**Problem requirements**
The entries below must be repeated exactly. None may be skipped.

(Data entries)

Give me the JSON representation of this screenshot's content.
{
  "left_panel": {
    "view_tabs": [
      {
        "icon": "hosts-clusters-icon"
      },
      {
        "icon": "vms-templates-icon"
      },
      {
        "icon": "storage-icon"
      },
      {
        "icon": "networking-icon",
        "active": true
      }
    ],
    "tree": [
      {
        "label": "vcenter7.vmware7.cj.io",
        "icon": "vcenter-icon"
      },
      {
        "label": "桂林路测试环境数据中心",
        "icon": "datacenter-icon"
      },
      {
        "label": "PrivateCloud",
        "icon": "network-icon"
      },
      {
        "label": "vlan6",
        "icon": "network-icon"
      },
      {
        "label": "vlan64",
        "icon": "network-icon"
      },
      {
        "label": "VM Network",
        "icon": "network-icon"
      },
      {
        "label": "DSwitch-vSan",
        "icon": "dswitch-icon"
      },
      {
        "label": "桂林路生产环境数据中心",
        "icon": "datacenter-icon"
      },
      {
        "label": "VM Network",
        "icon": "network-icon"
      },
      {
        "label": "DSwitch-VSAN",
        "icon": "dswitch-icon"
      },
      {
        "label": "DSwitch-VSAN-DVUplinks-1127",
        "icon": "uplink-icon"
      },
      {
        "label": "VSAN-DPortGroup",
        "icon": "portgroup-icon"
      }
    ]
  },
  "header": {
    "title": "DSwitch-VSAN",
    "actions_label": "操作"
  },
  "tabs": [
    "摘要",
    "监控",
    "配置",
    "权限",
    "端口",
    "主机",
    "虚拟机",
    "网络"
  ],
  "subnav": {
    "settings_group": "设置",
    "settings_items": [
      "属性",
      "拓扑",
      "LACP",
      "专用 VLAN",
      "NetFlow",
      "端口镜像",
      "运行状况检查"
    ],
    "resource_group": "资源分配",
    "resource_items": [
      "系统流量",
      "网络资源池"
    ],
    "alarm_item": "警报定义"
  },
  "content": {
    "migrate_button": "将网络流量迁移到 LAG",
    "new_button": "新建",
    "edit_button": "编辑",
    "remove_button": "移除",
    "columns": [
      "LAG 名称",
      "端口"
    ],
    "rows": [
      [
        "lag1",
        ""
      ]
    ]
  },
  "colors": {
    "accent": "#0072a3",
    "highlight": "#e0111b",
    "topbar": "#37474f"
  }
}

**Task output**
Give me the JSON representation of this screenshot's content.
{
  "left_panel": {
    "view_tabs": [
      {
        "icon": "hosts-clusters-icon"
      },
      {
        "icon": "vms-templates-icon"
      },
      {
        "icon": "storage-icon"
      },
      {
        "icon": "networking-icon",
        "active": true
      }
    ],
    "tree": [
      {
        "label": "vcenter7.vmware7.cj.io",
        "icon": "vcenter-icon"
      },
      {
        "label": "桂林路测试环境数据中心",
        "icon": "datacenter-icon"
      },
      {
        "label": "PrivateCloud",
        "icon": "network-icon"
      },
      {
        "label": "vlan6",
        "icon": "network-icon"
      },
      {
        "label": "vlan64",
        "icon": "network-icon"
      },
      {
        "label": "VM Network",
        "icon": "network-icon"
      },
      {
        "label": "DSwitch-vSan",
        "icon": "dswitch-icon"
      },
      {
        "label": "桂林路生产环境数据中心",
        "icon": "datacenter-icon"
      },
      {
        "label": "VM Network",
        "icon": "network-icon"
      },
      {
        "label": "DSwitch-VSAN",
        "icon": "dswitch-icon"
      },
      {
        "label": "DSwitch-VSAN-DVUplinks-1127",
        "icon": "uplink-icon"
      },
      {
        "label": "VSAN-DPortGroup",
        "icon": "portgroup-icon"
      }
    ]
  },
  "header": {
    "title": "DSwitch-VSAN",
    "actions_label": "操作"
  },
  "tabs": [
    "摘要",
    "监控",
    "配置",
    "权限",
    "端口",
    "主机",
    "虚拟机",
    "网络"
  ],
  "subnav": {
    "settings_group": "设置",
    "settings_items": [
      "属性",
      "拓扑",
      "LACP",
      "专用 VLAN",
      "NetFlow",
      "端口镜像",
      "运行状况检查"
    ],
    "resource_group": "资源分配",
    "resource_items": [
      "系统流量",
      "网络资源池"
    ],
    "alarm_item": "警报定义"
  },
  "content": {
    "migrate_button": "将网络流量迁移到 LAG",
    "new_button": "新建",
    "edit_button": "编辑",
    "remove_button": "移除",
    "columns": [
      "LAG 名称",
      "端口"
    ],
    "rows": [
      [
        "lag1",
        ""
      ]
    ]
  },
  "colors": {
    "accent": "#0072a3",
    "highlight": "#e0111b",
    "topbar": "#37474f"
  }
}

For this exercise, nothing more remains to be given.